Were women warriors in ancient Israel?

Unlike other judges, Deborah is called a prophet and is depicted adjudicating disputes under the “palm of Deborah” (Judg 4:5). Hence, she is the only judge who is also a spokesperson for God and who acts in ways that are associated with what judges do today. She may or may not be married: “wife of Lappidoth” (Judg 4:4) can also be translated “woman of torches” or “fiery woman.” She may or may not be a mother: “mother in Israel” (Judg 5:7) may be a title of honor and authority. Like other judges, her story focuses on her military conquests. Deborah and her general Barak lead the Israelite army in a battle against the Canaanite king Jabin and his general Sisera. 

Deborah’s story of victory has several unique elements.  First, she rides into battle not alone but with her general Barak. In fact, Barak refuses to go into battle without Deborah. His hesitancy is met with a sharp rebuke as Deborah predicts that glory will not be his; rather, Sisera will be killed by a woman. You may think that she is predicting her own triumph, but instead her words foreshadow the second unusual element of the story: Sisera will not be killed on the battlefield at all. He will be killed by a tent peg wielded by Jael, wife of Heber the Kenite, a most ignominious death for a soldier.

Despite the fact that Deborah is indeed a woman warrior who displays both wisdom and courage (more so than even her general), for a man to be killed by a woman was still considered shameful. During the period of judges, when political organization was loose, leaders emerged from among the people based upon their personal charisma and military prowess. Consequently, exceptional women could and did become judges. However, gender biases still operated in Israelite society and women warriors were rare.

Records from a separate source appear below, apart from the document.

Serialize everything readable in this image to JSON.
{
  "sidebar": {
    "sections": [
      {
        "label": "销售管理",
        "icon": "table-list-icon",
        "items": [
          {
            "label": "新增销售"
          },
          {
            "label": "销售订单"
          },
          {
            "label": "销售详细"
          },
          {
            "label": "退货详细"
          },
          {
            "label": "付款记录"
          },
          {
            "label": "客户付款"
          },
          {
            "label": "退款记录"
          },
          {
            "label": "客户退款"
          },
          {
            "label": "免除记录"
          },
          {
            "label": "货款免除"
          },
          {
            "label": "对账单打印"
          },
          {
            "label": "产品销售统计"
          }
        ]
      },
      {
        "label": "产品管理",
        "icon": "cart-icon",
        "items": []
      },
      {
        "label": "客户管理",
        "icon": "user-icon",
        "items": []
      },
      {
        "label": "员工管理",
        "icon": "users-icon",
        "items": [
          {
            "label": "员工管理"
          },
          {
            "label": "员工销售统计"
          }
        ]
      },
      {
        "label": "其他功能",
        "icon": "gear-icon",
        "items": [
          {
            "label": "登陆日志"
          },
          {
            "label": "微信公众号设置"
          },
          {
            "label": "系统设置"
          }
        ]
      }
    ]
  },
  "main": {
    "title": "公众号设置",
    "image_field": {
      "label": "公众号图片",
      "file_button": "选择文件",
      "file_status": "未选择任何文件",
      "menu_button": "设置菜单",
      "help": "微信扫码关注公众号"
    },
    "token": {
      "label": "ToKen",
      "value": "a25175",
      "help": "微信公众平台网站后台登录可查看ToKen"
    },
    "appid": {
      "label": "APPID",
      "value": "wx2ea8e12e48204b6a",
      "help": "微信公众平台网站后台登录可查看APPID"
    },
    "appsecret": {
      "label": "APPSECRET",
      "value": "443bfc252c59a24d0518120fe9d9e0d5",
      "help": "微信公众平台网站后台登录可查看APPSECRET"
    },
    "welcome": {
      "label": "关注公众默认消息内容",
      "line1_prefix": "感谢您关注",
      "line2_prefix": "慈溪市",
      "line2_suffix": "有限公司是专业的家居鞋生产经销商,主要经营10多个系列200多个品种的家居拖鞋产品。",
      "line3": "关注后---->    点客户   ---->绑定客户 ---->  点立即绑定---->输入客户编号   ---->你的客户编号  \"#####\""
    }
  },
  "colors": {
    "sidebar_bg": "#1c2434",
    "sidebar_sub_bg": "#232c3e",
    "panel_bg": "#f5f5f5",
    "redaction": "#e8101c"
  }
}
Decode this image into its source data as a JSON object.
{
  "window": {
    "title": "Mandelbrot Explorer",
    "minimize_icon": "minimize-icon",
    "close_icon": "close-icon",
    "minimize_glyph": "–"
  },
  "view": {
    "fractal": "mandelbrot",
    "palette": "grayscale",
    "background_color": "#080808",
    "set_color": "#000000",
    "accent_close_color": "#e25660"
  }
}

Why didn’t Deborah assassinate Sisera herself?

The Israelites rout their enemy, slaughtering all the Canaanite soldiers. Sisera escapes the bloodbath on foot. He runs by the tent of Heber the Kenite, and Heber’s wife Jael comes out to meet him, assuring him that he has nothing to fear in her tent. Acting in ways both motherly and seductive, Jael lays him down, covers him, and gives him milk. While he sleeps, she takes a tent peg and drives it into his head, all the way through his skull and into the ground beneath.  

At least according to one version of the story… Immediately following the narrative account (Judg 4) is the Song of Deborah (Judg 5). Some scholars think that Deborah’s song was written well before the rest of the book of Judges, and is thus one of the oldest passages in the Hebrew Bible, while others believe that it was written during the time of the Babylonian exile.  In the song, Deborah lauds Jael, calling her “most blessed of women” (Judg 5:24). Instead of performing her murderous act while he is asleep, in this version Jael drives the tent peg through Sisera’s skull while he is awake and standing. The passage is also full of sexual innuendo. The song ends with Sisera’s mother awaiting his return. This poignant moment turns gruesome when one of her servants assures the anxious mother that he is late because he is busy dividing the spoil: a girl (literally a “womb”) or two for every man (Judg 5:30). Her words remind us that rape has been a weapon and sexual slavery a consequence of war for millennia. Jael’s actions can be understood as a reverse rape—seducing and killing the aggressor before he had a chance to rape her (and others). In Deborah’s song, Deborah and Jael are both warriors, and as a pair they are a triumphant Thelma and Louise.

  • Jennifer L. Koosed

    Jennifer L. Koosed is professor of religious studies at Albright College in Reading, Pennsylvania. She is the author of Gleaning Ruth: A Biblical Heroine and Her Afterlives (University of South Carolina Press, 2011). She has edited The Bible and Posthumanism (SBL, 2014) and, with Stephen Moore, Affect Theory and the Bible, a special issue of the journal Biblical Interpretation (2014).